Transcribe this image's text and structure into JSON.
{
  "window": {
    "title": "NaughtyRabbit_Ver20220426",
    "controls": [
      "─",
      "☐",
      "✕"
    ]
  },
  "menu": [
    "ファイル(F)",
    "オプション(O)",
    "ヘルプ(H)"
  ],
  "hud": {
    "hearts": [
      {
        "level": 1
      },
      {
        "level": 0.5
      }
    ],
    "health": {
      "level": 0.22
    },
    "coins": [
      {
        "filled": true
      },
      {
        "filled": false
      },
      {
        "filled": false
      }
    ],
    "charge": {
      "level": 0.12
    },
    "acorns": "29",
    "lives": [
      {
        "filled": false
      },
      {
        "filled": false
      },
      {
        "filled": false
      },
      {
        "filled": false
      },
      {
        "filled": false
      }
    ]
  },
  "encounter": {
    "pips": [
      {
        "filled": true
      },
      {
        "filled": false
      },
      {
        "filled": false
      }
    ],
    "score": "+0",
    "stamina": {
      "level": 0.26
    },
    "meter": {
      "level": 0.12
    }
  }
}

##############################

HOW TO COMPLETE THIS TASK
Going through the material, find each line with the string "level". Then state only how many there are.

RESULT FOR THIS TASK
6